AVAILABLE DATA -
%%
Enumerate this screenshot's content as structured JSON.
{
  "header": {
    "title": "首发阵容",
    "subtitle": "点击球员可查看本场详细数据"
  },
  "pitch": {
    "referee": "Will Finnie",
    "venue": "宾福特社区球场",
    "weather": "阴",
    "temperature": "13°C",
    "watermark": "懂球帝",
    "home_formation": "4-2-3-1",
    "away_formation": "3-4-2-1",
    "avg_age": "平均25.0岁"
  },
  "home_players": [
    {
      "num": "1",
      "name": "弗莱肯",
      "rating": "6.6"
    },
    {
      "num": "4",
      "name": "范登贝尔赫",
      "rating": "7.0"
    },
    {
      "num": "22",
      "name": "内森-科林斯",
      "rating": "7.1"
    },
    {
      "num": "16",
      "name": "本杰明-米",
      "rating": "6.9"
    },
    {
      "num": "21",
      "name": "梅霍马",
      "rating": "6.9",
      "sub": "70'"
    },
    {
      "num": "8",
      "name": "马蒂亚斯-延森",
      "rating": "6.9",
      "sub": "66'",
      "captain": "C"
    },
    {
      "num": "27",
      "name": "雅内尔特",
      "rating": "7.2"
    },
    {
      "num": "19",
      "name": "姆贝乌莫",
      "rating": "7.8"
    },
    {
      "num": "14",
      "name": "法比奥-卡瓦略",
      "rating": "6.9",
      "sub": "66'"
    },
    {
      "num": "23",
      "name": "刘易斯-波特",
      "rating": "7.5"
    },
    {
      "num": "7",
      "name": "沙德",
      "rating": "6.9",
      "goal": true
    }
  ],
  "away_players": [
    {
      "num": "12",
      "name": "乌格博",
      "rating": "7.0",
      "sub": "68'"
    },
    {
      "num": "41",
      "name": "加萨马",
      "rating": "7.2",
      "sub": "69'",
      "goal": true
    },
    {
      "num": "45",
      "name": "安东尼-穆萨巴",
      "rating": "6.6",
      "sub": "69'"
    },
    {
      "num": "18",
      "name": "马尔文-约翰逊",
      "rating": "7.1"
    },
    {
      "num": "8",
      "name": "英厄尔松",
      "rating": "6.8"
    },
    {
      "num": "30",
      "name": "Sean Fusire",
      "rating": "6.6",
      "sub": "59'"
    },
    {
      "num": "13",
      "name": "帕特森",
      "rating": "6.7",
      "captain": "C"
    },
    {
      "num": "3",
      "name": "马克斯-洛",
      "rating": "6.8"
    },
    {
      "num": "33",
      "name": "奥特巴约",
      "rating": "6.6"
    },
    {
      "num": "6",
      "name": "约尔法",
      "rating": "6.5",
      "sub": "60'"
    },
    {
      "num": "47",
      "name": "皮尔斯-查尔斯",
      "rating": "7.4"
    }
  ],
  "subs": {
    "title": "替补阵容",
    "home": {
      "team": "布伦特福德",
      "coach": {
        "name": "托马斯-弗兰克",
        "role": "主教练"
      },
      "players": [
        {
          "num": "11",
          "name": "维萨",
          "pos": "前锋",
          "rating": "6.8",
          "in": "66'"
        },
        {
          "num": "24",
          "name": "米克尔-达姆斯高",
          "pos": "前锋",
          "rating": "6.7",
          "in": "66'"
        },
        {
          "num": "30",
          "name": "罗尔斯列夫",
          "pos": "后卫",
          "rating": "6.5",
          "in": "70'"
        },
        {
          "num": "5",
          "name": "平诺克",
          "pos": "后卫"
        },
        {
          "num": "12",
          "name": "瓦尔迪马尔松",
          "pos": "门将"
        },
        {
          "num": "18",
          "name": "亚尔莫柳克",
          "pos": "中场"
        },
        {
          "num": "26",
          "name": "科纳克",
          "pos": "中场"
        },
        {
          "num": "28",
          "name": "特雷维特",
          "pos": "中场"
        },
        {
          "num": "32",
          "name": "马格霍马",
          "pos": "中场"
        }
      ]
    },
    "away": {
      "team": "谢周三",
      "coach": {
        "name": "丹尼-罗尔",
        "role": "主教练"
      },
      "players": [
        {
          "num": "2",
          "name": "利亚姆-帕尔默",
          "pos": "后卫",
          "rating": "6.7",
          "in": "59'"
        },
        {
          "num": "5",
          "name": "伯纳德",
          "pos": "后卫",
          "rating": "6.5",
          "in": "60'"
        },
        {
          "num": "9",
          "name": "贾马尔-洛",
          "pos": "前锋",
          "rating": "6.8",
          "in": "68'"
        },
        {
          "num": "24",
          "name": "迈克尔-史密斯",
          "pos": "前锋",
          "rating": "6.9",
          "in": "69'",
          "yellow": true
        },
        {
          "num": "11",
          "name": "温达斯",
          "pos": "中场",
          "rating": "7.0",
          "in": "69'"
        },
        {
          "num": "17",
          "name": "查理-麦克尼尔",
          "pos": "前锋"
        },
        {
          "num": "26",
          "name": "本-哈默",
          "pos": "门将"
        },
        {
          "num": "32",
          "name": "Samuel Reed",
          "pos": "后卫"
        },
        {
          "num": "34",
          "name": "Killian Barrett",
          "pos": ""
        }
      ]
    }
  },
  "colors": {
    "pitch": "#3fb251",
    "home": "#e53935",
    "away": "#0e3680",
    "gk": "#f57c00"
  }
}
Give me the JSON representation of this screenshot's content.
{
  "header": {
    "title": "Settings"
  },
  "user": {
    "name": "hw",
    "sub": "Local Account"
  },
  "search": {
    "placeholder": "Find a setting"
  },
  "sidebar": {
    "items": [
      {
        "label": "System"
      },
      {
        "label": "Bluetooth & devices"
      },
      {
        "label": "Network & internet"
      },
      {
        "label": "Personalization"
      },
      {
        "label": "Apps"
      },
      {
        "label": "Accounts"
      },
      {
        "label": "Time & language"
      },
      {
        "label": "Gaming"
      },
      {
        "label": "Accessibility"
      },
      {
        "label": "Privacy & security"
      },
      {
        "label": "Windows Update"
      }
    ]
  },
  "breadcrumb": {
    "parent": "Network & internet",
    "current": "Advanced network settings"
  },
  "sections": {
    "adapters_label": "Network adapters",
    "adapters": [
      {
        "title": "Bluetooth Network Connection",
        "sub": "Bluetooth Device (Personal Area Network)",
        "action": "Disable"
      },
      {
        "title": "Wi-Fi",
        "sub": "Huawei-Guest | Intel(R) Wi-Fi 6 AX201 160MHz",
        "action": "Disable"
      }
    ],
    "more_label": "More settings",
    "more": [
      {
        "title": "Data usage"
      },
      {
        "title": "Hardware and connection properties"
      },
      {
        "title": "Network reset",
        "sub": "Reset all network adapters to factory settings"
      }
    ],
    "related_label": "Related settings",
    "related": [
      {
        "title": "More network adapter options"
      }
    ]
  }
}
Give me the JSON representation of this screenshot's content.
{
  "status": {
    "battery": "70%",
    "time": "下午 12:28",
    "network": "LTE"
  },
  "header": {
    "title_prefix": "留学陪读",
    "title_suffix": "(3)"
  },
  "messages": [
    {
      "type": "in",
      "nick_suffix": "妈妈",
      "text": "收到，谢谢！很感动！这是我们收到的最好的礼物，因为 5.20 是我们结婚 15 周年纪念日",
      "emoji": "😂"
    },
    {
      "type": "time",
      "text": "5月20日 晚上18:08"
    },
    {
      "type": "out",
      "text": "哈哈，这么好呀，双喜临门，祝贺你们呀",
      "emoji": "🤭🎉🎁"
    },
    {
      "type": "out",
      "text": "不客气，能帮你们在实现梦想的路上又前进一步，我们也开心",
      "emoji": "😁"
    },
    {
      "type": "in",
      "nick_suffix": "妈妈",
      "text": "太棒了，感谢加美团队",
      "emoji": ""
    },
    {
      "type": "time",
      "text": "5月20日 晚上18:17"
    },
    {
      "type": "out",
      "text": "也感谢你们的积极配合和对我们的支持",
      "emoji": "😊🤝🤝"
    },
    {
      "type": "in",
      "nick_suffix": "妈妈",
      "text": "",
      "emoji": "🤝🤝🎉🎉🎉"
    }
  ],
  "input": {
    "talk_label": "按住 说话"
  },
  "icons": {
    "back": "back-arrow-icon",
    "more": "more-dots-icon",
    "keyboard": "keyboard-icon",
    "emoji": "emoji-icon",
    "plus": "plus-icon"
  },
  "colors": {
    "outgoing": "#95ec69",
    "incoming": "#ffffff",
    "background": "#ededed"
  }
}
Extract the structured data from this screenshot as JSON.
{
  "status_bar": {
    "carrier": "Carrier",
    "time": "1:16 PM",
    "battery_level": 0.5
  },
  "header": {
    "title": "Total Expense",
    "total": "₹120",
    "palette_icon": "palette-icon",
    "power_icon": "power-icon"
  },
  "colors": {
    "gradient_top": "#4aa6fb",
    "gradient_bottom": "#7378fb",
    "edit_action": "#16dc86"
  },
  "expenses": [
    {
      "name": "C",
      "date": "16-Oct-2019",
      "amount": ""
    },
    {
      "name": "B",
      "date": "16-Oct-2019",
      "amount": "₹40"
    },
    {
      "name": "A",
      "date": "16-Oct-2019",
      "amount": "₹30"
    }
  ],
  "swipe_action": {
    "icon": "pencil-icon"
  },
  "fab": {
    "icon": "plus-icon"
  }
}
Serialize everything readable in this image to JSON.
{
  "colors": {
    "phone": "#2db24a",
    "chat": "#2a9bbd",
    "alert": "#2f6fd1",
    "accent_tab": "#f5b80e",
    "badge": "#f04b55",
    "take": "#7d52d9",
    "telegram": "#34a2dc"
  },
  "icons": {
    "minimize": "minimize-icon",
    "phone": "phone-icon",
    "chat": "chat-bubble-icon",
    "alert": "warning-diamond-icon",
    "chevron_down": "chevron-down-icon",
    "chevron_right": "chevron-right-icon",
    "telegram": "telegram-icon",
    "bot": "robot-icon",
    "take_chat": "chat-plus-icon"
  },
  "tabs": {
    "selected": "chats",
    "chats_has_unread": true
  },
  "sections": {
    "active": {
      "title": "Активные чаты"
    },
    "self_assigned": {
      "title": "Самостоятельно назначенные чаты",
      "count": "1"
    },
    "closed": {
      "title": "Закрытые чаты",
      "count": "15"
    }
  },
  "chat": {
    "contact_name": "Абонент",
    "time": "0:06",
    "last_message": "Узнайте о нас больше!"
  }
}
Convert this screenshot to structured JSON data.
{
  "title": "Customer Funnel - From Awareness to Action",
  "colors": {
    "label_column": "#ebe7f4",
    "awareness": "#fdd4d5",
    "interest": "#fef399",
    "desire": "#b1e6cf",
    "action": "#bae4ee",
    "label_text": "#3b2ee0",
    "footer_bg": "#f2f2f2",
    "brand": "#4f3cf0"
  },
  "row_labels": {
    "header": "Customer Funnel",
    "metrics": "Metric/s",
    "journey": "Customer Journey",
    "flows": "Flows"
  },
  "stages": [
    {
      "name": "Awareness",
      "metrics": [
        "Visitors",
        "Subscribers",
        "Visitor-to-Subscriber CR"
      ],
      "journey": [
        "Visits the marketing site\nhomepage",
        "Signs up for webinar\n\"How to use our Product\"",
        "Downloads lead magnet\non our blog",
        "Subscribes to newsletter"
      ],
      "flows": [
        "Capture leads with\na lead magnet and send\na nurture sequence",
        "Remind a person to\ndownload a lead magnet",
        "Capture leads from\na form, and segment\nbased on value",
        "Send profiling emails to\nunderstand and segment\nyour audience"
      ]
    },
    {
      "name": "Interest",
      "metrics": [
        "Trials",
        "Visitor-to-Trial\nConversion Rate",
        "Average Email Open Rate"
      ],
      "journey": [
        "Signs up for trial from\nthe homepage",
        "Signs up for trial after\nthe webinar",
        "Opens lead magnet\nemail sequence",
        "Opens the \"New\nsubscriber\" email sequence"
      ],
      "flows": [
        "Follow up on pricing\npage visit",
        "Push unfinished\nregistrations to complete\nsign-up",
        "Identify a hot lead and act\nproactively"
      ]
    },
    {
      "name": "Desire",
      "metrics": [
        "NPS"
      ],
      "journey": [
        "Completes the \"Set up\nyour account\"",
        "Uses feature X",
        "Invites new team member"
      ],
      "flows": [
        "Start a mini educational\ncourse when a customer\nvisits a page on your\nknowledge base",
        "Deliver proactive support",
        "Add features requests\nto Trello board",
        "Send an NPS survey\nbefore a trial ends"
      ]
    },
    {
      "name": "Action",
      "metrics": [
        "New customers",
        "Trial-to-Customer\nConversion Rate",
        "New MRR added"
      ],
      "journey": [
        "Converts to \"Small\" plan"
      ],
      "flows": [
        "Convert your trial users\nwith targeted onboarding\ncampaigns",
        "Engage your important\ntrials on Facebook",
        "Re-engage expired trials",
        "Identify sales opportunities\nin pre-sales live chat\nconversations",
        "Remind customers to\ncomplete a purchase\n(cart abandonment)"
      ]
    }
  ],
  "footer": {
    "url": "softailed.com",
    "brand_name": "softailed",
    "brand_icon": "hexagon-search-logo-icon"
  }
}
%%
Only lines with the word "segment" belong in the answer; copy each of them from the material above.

        "Capture leads from\na form, and segment\nbased on value",
        "Send profiling emails to\nunderstand and segment\nyour audience"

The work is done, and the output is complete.